*Data extract*.
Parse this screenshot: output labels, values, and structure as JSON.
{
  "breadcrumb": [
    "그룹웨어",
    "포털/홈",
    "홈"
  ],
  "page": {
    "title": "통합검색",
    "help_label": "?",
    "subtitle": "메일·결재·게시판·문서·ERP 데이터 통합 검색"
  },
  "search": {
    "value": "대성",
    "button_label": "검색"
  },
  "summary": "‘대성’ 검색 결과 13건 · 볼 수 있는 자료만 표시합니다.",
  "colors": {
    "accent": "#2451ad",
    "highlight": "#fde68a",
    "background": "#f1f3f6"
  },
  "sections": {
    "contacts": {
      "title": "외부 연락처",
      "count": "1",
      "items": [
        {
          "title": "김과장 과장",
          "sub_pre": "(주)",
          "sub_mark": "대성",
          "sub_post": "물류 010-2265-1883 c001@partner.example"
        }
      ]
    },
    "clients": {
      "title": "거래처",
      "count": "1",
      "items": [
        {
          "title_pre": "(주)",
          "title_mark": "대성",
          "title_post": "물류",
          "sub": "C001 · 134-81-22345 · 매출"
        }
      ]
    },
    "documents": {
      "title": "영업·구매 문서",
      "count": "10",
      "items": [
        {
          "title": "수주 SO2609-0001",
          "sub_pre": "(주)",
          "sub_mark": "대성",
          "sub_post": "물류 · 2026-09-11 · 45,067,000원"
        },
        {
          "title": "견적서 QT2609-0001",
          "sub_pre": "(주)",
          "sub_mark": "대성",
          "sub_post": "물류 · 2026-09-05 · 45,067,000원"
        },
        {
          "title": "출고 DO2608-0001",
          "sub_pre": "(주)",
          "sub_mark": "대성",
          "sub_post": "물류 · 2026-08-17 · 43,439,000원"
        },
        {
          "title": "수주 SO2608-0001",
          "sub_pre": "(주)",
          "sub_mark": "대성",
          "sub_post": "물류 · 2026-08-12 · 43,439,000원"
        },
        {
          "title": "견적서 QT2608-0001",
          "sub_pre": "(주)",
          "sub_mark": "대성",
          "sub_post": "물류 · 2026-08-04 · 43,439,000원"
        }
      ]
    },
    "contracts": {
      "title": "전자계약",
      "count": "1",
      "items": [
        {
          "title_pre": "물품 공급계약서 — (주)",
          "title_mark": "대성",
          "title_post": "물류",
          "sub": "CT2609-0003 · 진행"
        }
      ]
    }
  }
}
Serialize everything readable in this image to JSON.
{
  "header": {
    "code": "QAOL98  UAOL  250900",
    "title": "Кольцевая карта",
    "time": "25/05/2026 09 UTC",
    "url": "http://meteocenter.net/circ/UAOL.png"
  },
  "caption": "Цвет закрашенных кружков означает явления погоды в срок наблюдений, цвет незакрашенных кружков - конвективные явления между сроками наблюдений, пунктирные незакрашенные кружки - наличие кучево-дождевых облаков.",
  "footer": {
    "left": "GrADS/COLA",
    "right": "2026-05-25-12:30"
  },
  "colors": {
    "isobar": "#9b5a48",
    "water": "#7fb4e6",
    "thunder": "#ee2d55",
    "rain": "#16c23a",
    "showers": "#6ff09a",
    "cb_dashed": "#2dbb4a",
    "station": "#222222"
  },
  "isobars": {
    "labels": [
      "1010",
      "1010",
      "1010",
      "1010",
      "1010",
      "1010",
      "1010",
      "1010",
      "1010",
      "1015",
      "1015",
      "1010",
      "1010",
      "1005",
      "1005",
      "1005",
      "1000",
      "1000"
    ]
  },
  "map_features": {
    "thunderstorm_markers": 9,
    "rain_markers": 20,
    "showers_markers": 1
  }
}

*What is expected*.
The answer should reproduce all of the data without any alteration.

*Answer for this exercise*.
Parse this screenshot: output labels, values, and structure as JSON.
{
  "breadcrumb": [
    "그룹웨어",
    "포털/홈",
    "홈"
  ],
  "page": {
    "title": "통합검색",
    "help_label": "?",
    "subtitle": "메일·결재·게시판·문서·ERP 데이터 통합 검색"
  },
  "search": {
    "value": "대성",
    "button_label": "검색"
  },
  "summary": "‘대성’ 검색 결과 13건 · 볼 수 있는 자료만 표시합니다.",
  "colors": {
    "accent": "#2451ad",
    "highlight": "#fde68a",
    "background": "#f1f3f6"
  },
  "sections": {
    "contacts": {
      "title": "외부 연락처",
      "count": "1",
      "items": [
        {
          "title": "김과장 과장",
          "sub_pre": "(주)",
          "sub_mark": "대성",
          "sub_post": "물류 010-2265-1883 c001@partner.example"
        }
      ]
    },
    "clients": {
      "title": "거래처",
      "count": "1",
      "items": [
        {
          "title_pre": "(주)",
          "title_mark": "대성",
          "title_post": "물류",
          "sub": "C001 · 134-81-22345 · 매출"
        }
      ]
    },
    "documents": {
      "title": "영업·구매 문서",
      "count": "10",
      "items": [
        {
          "title": "수주 SO2609-0001",
          "sub_pre": "(주)",
          "sub_mark": "대성",
          "sub_post": "물류 · 2026-09-11 · 45,067,000원"
        },
        {
          "title": "견적서 QT2609-0001",
          "sub_pre": "(주)",
          "sub_mark": "대성",
          "sub_post": "물류 · 2026-09-05 · 45,067,000원"
        },
        {
          "title": "출고 DO2608-0001",
          "sub_pre": "(주)",
          "sub_mark": "대성",
          "sub_post": "물류 · 2026-08-17 · 43,439,000원"
        },
        {
          "title": "수주 SO2608-0001",
          "sub_pre": "(주)",
          "sub_mark": "대성",
          "sub_post": "물류 · 2026-08-12 · 43,439,000원"
        },
        {
          "title": "견적서 QT2608-0001",
          "sub_pre": "(주)",
          "sub_mark": "대성",
          "sub_post": "물류 · 2026-08-04 · 43,439,000원"
        }
      ]
    },
    "contracts": {
      "title": "전자계약",
      "count": "1",
      "items": [
        {
          "title_pre": "물품 공급계약서 — (주)",
          "title_mark": "대성",
          "title_post": "물류",
          "sub": "CT2609-0003 · 진행"
        }
      ]
    }
  }
}
Serialize everything readable in this image to JSON.
{
  "header": {
    "code": "QAOL98  UAOL  250900",
    "title": "Кольцевая карта",
    "time": "25/05/2026 09 UTC",
    "url": "http://meteocenter.net/circ/UAOL.png"
  },
  "caption": "Цвет закрашенных кружков означает явления погоды в срок наблюдений, цвет незакрашенных кружков - конвективные явления между сроками наблюдений, пунктирные незакрашенные кружки - наличие кучево-дождевых облаков.",
  "footer": {
    "left": "GrADS/COLA",
    "right": "2026-05-25-12:30"
  },
  "colors": {
    "isobar": "#9b5a48",
    "water": "#7fb4e6",
    "thunder": "#ee2d55",
    "rain": "#16c23a",
    "showers": "#6ff09a",
    "cb_dashed": "#2dbb4a",
    "station": "#222222"
  },
  "isobars": {
    "labels": [
      "1010",
      "1010",
      "1010",
      "1010",
      "1010",
      "1010",
      "1010",
      "1010",
      "1010",
      "1015",
      "1015",
      "1010",
      "1010",
      "1005",
      "1005",
      "1005",
      "1000",
      "1000"
    ]
  },
  "map_features": {
    "thunderstorm_markers": 9,
    "rain_markers": 20,
    "showers_markers": 1
  }
}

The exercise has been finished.